As an explanation for this missed opportunity, retailers declare it’s too difficult to stock products using ethnic planograms and that they do not have the budget to give ethnic products national ad campaigns. They also claim that small, community beauty supply stores that sell these products at low prices make it difficult for them to compete in this market.
Miller points out that these are poor excuses from retailers. She even filed a complaint about the retailer in her community’s lack of selection. Their response?
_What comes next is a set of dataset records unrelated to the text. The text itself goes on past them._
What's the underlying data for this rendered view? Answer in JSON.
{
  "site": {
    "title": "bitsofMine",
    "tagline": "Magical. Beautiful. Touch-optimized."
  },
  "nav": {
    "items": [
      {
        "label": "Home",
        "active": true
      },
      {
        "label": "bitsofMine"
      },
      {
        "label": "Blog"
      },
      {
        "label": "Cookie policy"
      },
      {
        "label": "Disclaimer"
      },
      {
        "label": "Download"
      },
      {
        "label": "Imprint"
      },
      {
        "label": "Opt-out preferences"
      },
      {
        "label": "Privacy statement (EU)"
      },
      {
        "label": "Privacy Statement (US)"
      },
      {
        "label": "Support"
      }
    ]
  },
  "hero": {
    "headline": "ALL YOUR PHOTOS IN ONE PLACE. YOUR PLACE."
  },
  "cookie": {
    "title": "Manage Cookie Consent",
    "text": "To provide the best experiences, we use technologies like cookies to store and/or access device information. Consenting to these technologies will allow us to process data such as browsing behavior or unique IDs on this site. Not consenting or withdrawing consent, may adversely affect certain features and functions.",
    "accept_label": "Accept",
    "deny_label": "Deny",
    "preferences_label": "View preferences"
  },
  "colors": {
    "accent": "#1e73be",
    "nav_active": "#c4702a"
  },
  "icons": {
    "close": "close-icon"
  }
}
An extra foot in the ethnic section.
by Evette Brown
These Black women are controlling the board rooms at these cosmetics brands targeted towards other black women.
Walking through the cosmetics department in WalMart and other retail chains, most African-American women will notice that quality products designed for them are few and far between. Outside of MAC, Queen Collection, and Fashion Fair, there are a select number of cosmetics lines created for black women that we are aware of and indulge in purchasing. It might be due to lack of promotion, proper marketing, or funding, but cosmetic lines that have dedicated themselves to servicing black women are difficult to uncover; but, they do exist. Some are retailed nationally while others are strictly available online. Nonetheless, these six cosmetic lines for African-American women are continuing to build their niche in the billion-dollar industry.
Supermodel Iman has evolved into a cosmetics mogul with her line, IMAN Cosmetics, Skincare, and Fragrance. Regarded as the first cosmetics line designed for all women with skin color, IMAN was created in 1994 after the model grew tired of having to mix foundations together to create the perfect shade. After a landmark alliance with Proctor & Gamble in 2004, IMAN is now on the shelves of mass retailers including WalMart, Target, Walgreens, and Duane Reade. Her line is considered one of the best available for African-American women. Iman is using her line to prove that you don’t have to walk the runways to be a supermodel. You can transform into one every day with just a smudge of eyeliner and a swipe of concealer.